Get In Touch

Get In Touch

01202 237370

Visit Us

Bournemouth HQ

Second Floor
8-10 Christchurch Rd


10 York Road

Enquiry Form

eCommerce Design Guide

  • Written By CJ
  • Posted July 28, 2014
  • 2 minutes Read Time

Everyone knows that there’s a science to creating the perfecting eCommerce store. If you’re looking for online success with profits to prove it, you’ll want to come up with the optimum design. Fortunately, we can tell you about some valuable research in the field to help you make the most of your online store.

The first thing to bear in mind: too many images and your customers will be spoilt for choice – literally. They’ll be overwhelmed by the options available. If you want the proof, look no further than a study into supermarket jams. One day 24 flavours were offered and 60% of customers stopped for a taste. Of these, 3% made a purchase – that’s 4 people. Another day the supermarket only offered 6 flavours and 40% of customers tested them. Of these 30% bought them, which was 31 people in real terms. So (keep up!) that’s 4 conversions for 24 jams, and a whopping 31 conversions for 6 jams. Interesting! Basically, that shows that if you’re looking for more visitors, variety will attract the crowds, but if you’re after conversions you want less variety. Here’s a top tip – group your wide variety of products into a smaller number of categories, and you’ll have the best of both worlds.
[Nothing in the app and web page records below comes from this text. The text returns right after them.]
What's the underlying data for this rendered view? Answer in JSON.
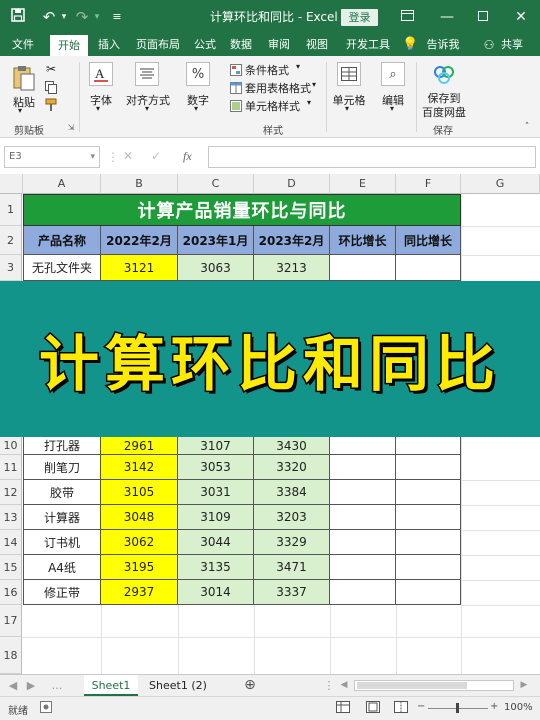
{
  "titlebar": {
    "title": "计算环比和同比  -  Excel",
    "login_label": "登录"
  },
  "tabs": [
    "文件",
    "开始",
    "插入",
    "页面布局",
    "公式",
    "数据",
    "审阅",
    "视图",
    "开发工具",
    "告诉我",
    "共享"
  ],
  "active_tab": "开始",
  "ribbon": {
    "paste_label": "粘贴",
    "clipboard_group": "剪贴板",
    "font_label": "字体",
    "align_label": "对齐方式",
    "number_label": "数字",
    "cond_format": "条件格式",
    "table_format": "套用表格格式",
    "cell_style": "单元格样式",
    "styles_group": "样式",
    "cells_label": "单元格",
    "edit_label": "编辑",
    "save_label_1": "保存到",
    "save_label_2": "百度网盘",
    "save_group": "保存"
  },
  "formula_bar": {
    "cell_ref": "E3",
    "fx_label": "fx",
    "formula_value": ""
  },
  "columns": [
    "A",
    "B",
    "C",
    "D",
    "E",
    "F",
    "G"
  ],
  "sheet": {
    "title": "计算产品销量环比与同比",
    "headers": [
      "产品名称",
      "2022年2月",
      "2023年1月",
      "2023年2月",
      "环比增长",
      "同比增长"
    ],
    "rows": [
      {
        "row": "3",
        "name": "无孔文件夹",
        "v2202": "3121",
        "v2301": "3063",
        "v2302": "3213"
      },
      {
        "row": "10",
        "name": "打孔器",
        "v2202": "2961",
        "v2301": "3107",
        "v2302": "3430"
      },
      {
        "row": "11",
        "name": "削笔刀",
        "v2202": "3142",
        "v2301": "3053",
        "v2302": "3320"
      },
      {
        "row": "12",
        "name": "胶带",
        "v2202": "3105",
        "v2301": "3031",
        "v2302": "3384"
      },
      {
        "row": "13",
        "name": "计算器",
        "v2202": "3048",
        "v2301": "3109",
        "v2302": "3203"
      },
      {
        "row": "14",
        "name": "订书机",
        "v2202": "3062",
        "v2301": "3044",
        "v2302": "3329"
      },
      {
        "row": "15",
        "name": "A4纸",
        "v2202": "3195",
        "v2301": "3135",
        "v2302": "3471"
      },
      {
        "row": "16",
        "name": "修正带",
        "v2202": "2937",
        "v2301": "3014",
        "v2302": "3337"
      }
    ],
    "header_rows": [
      "1",
      "2"
    ],
    "empty_rows": [
      "17",
      "18"
    ]
  },
  "banner": {
    "text": "计算环比和同比"
  },
  "sheet_tabs": [
    "Sheet1",
    "Sheet1 (2)"
  ],
  "status": {
    "ready": "就绪",
    "zoom": "100%"
  },
  "colors": {
    "excel_green": "#217346",
    "title_green": "#1f9c3a",
    "header_blue": "#8faadc",
    "yellow": "#ffff00",
    "light_green": "#d9f0cf",
    "banner_teal": "#13948a",
    "banner_text": "#ffeb00"
  }
}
Here’s another tip. Don’t have too many images. Great photos are really important, but studies show that if you offer too many great photos you’ll have customers skimming and leaving. On the other hand, a written description gets people slowing down and thinking more carefully, as well as having better recall. Sadly we can’t tell you the exact tipping point in terms of the number of images to use, but as with so many things in eCommerce design, A/B testing should tell you what you need to know.

Finally, did you know that customer perceptions are different when they view horizontal designs rather than vertical layouts? Arranged across the page, they generally get the idea that there’s more variety on offer, whereas vertically it feels more like each new row presents a different category. Food for thought!

So there’s the science you need to get your eCommerce design optimised.